Daesh is blowing up homes, mosques, churches and businesses, leaving nothing for civilians when they return. Civilians who tried to escape claim to have been robbed of valuables, goods or livestock at Daesh checkpoints. South of Mosul, Iraq. October 18.


Daesh has dug deep tunnels, some booby-trapped with improvised explosive devices and others leading the way to escape routes. Batralla, Iraq. October 19.


In order to limit the displacement of civilians during the operation aimed at taking back Mosul from Daesh terrorists, the UN, Baghdad and Iraq's Kurdish Regional Government signed a three-way protocol days before the clashes. Batralla, Iraq, October 19.


Only 7,500 tent shelters are available, and most are already occupied, the manager of Degaba camp, Ahmad Abdu, said.
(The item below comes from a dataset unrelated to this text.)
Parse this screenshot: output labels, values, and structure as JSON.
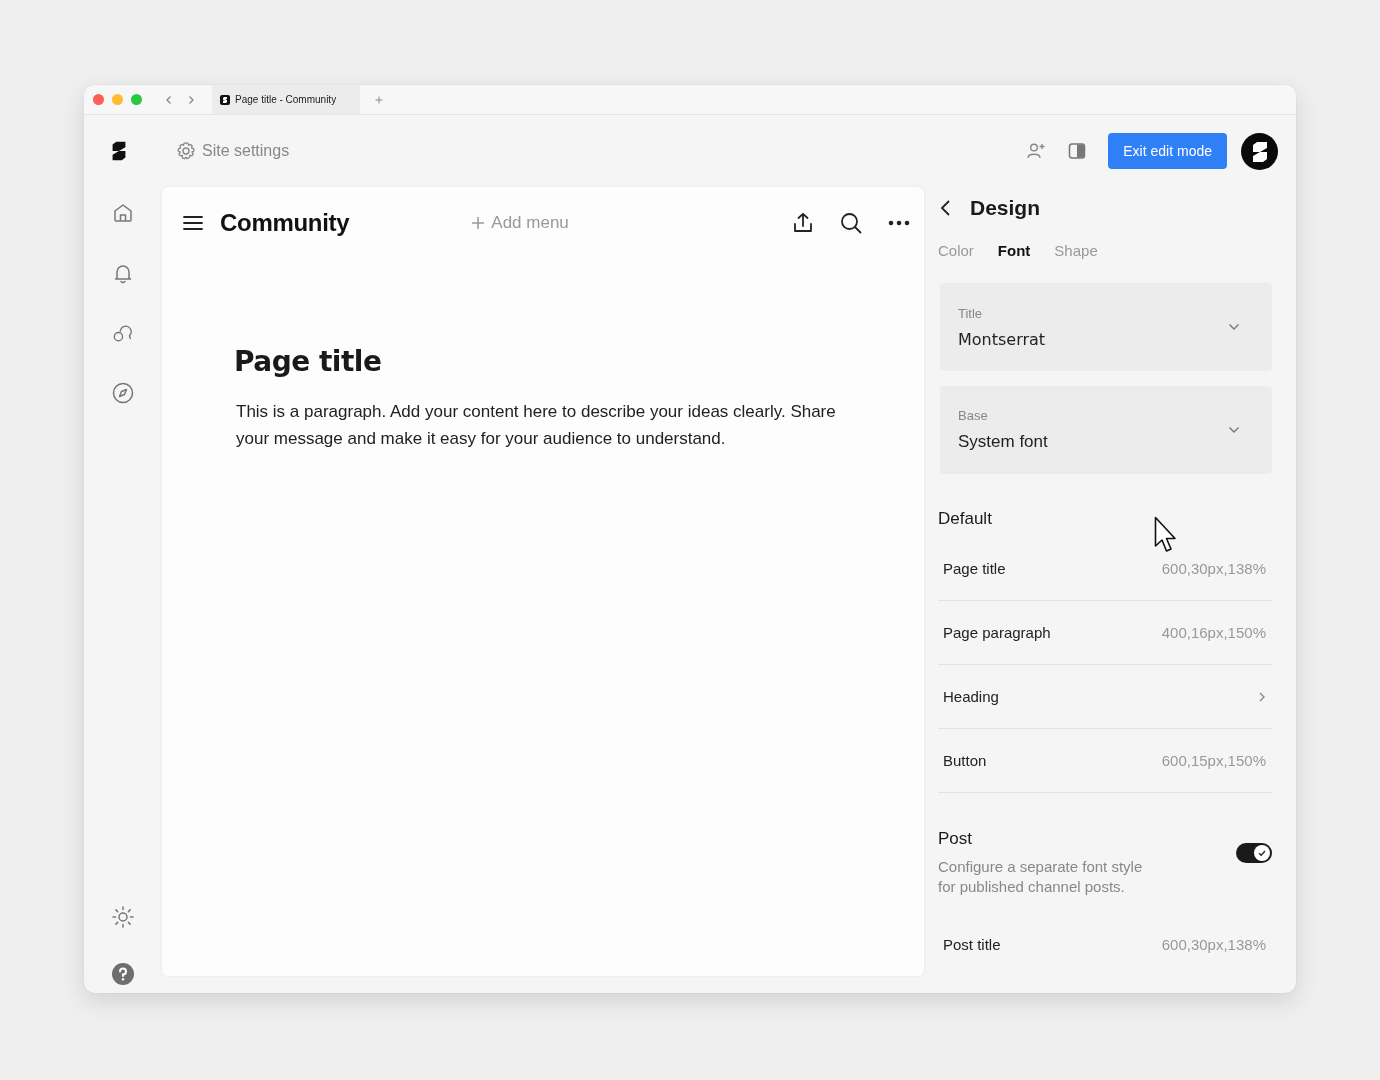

As many as one million people are expected to be displaced due to the clashes. Erbil, Iraq. October 20. 


Battles continue but the Iraqi army takes a minute to rest. A member of the Iraqi army takes time to pray after the village of Khalidya was liberated from Daesh. Khalidya, Iraq. October 20. 
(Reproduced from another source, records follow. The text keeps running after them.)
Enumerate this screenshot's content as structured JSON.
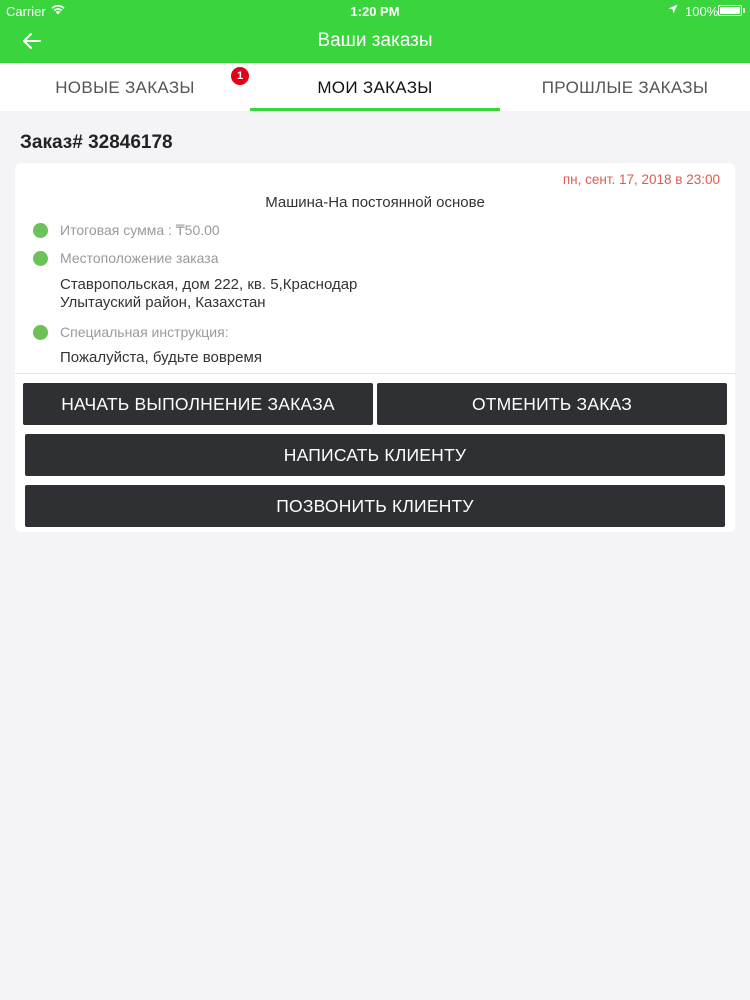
{
  "status_bar": {
    "carrier": "Carrier",
    "time": "1:20 PM",
    "battery": "100%"
  },
  "header": {
    "title": "Ваши заказы",
    "back_icon": "arrow-left-icon",
    "color": "#3ad43d"
  },
  "tabs": [
    {
      "label": "НОВЫЕ ЗАКАЗЫ",
      "badge": "1",
      "active": false
    },
    {
      "label": "МОИ ЗАКАЗЫ",
      "active": true
    },
    {
      "label": "ПРОШЛЫЕ ЗАКАЗЫ",
      "active": false
    }
  ],
  "order": {
    "heading": "Заказ# 32846178",
    "date": "пн, сент. 17, 2018 в 23:00",
    "service": "Машина-На постоянной основе",
    "total_label": "Итоговая сумма : ₸50.00",
    "location_label": "Местоположение заказа",
    "address_line1": "Ставропольская, дом 222, кв. 5,Краснодар",
    "address_line2": "Улытауский район,  Казахстан",
    "instruction_label": "Специальная инструкция:",
    "instruction_value": "Пожалуйста, будьте вовремя"
  },
  "actions": {
    "start": "НАЧАТЬ ВЫПОЛНЕНИЕ ЗАКАЗА",
    "cancel": "ОТМЕНИТЬ ЗАКАЗ",
    "message": "НАПИСАТЬ КЛИЕНТУ",
    "call": "ПОЗВОНИТЬ КЛИЕНТУ"
  },
  "colors": {
    "accent": "#3ad43d",
    "badge": "#e3001b",
    "date": "#e05a4f",
    "dot": "#6cc15a",
    "button": "#2e3033"
  }
}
Representatives from 23 countries and three regional and international organisations met to hold talks on the importance of providing humanitarian aid to the city of Mosul, as well as protecting civilians. Paris, France. October 20.


Families who fled their homes due to clashes in Mosul arrive at a camp, north of the city. Men are being searched and question to assure the safety of the displaced making sure there are no ties to Daesh. Bashiqa, Iraq. October 21.


Iraqi government forces and the international coalition forces liberated eight villages south and southeast of Mosul. Kurdish forces also attacked from the north and east, taking back several other villages, said statements from military commands. Bartella, Iraq. October 21


The Turkish Red Crescent said it was sending aid trucks to northern Iraq with food and humanitarian supplies for up to 10,000 people who have been displaced by clashes around Mosul. Deepaka camp in the northwest of Erbil, Iraq. October 22.


Daesh has taken 550 families from villages around Mosul and is holding them close to its strongholds in the city, probably as human shields, a spokeswoman for the UN human rights office said in Geneva. Deepaka camp in the northwest of Erbil, Iraq. October 23


The Iraqi army's media office said about 50 villages had been taken from Daesh terrorists since the start of the operations. Iraq estimates 5,000 to 6,000 terrorists are in Mosul. Deepaka camp in the northwest of Erbil, Iraq. October 23.


Peshmerga forces captured a key road linking the northern Iraqi town of Bashiqa to the Daesh-held town of Mosul after they freed Bashiqa from the terrorists. The offensive to take Mosul is expected to become the biggest battle in the country since the US-led invasion in 2003. Qayyara, Iraq. October 23.

Source: 
TRTWorld and agencies